- _RECORDS SUPPLIED_:

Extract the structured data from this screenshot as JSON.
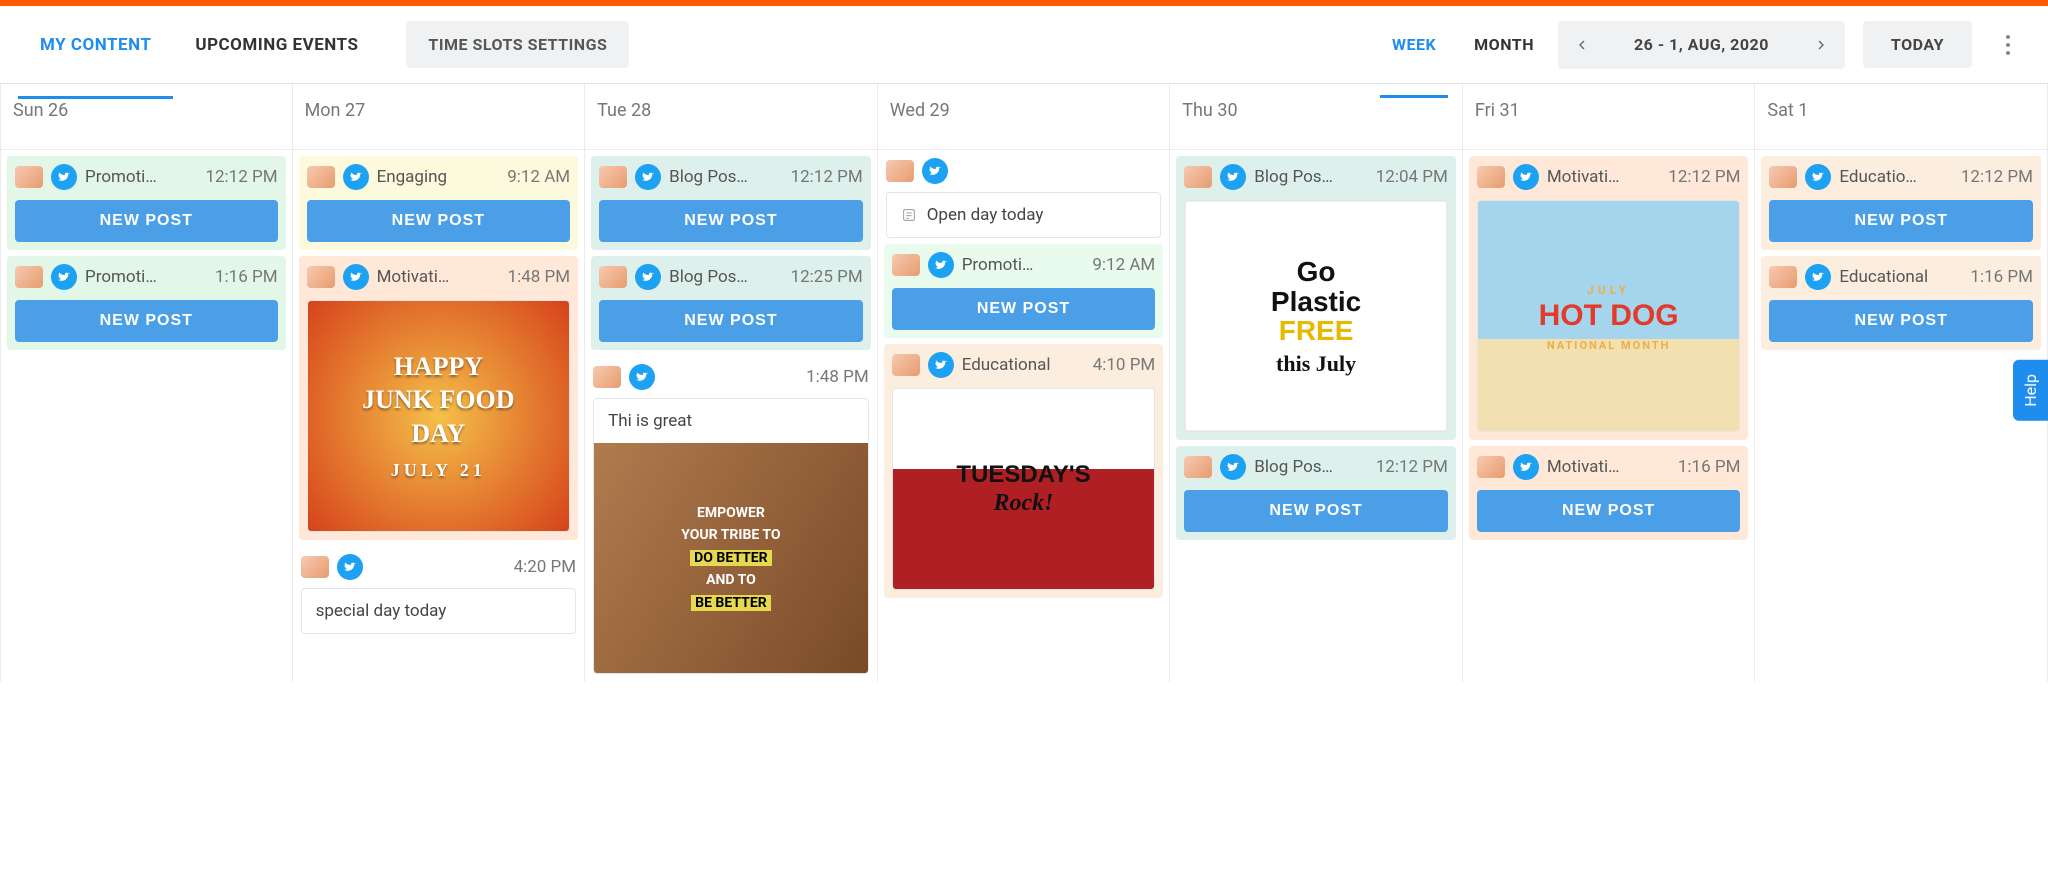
{
  "tabs": {
    "my_content": "MY CONTENT",
    "upcoming": "UPCOMING EVENTS"
  },
  "time_slots_button": "TIME SLOTS SETTINGS",
  "view": {
    "week": "WEEK",
    "month": "MONTH"
  },
  "date_range": "26 - 1, AUG, 2020",
  "today_button": "TODAY",
  "new_post_label": "NEW POST",
  "help_label": "Help",
  "days": {
    "sun": {
      "label": "Sun 26"
    },
    "mon": {
      "label": "Mon 27"
    },
    "tue": {
      "label": "Tue 28"
    },
    "wed": {
      "label": "Wed 29"
    },
    "thu": {
      "label": "Thu 30"
    },
    "fri": {
      "label": "Fri 31"
    },
    "sat": {
      "label": "Sat 1"
    }
  },
  "cards": {
    "sun1": {
      "label": "Promoti…",
      "time": "12:12 PM"
    },
    "sun2": {
      "label": "Promoti…",
      "time": "1:16 PM"
    },
    "mon1": {
      "label": "Engaging",
      "time": "9:12 AM"
    },
    "mon2": {
      "label": "Motivati…",
      "time": "1:48 PM"
    },
    "mon3": {
      "time": "4:20 PM",
      "text": "special day today"
    },
    "tue1": {
      "label": "Blog Pos…",
      "time": "12:12 PM"
    },
    "tue2": {
      "label": "Blog Pos…",
      "time": "12:25 PM"
    },
    "tue3": {
      "time": "1:48 PM",
      "text": "Thi is great"
    },
    "wed_note": "Open day today",
    "wed1": {
      "label": "Promoti…",
      "time": "9:12 AM"
    },
    "wed2": {
      "label": "Educational",
      "time": "4:10 PM"
    },
    "thu1": {
      "label": "Blog Pos…",
      "time": "12:04 PM"
    },
    "thu2": {
      "label": "Blog Pos…",
      "time": "12:12 PM"
    },
    "fri1": {
      "label": "Motivati…",
      "time": "12:12 PM"
    },
    "fri2": {
      "label": "Motivati…",
      "time": "1:16 PM"
    },
    "sat1": {
      "label": "Educatio…",
      "time": "12:12 PM"
    },
    "sat2": {
      "label": "Educational",
      "time": "1:16 PM"
    }
  },
  "images": {
    "junkfood": {
      "line1": "HAPPY",
      "line2": "JUNK FOOD",
      "line3": "DAY",
      "sub": "JULY 21"
    },
    "bebetter": {
      "l1": "EMPOWER",
      "l2": "YOUR TRIBE TO",
      "l3": "DO BETTER",
      "l4": "AND TO",
      "l5": "BE BETTER"
    },
    "tuesday": {
      "l1": "TUESDAY'S",
      "l2": "Rock!"
    },
    "plastic": {
      "l1": "Go",
      "l2": "Plastic",
      "l3": "FREE",
      "l4": "this July"
    },
    "hotdog": {
      "l1": "JULY",
      "l2": "HOT DOG",
      "l3": "NATIONAL MONTH"
    }
  }
}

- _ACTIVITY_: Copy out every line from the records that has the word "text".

- _SOLUTION TO THIS PROBLEM_:
      "text": "special day today"
      "text": "Thi is great"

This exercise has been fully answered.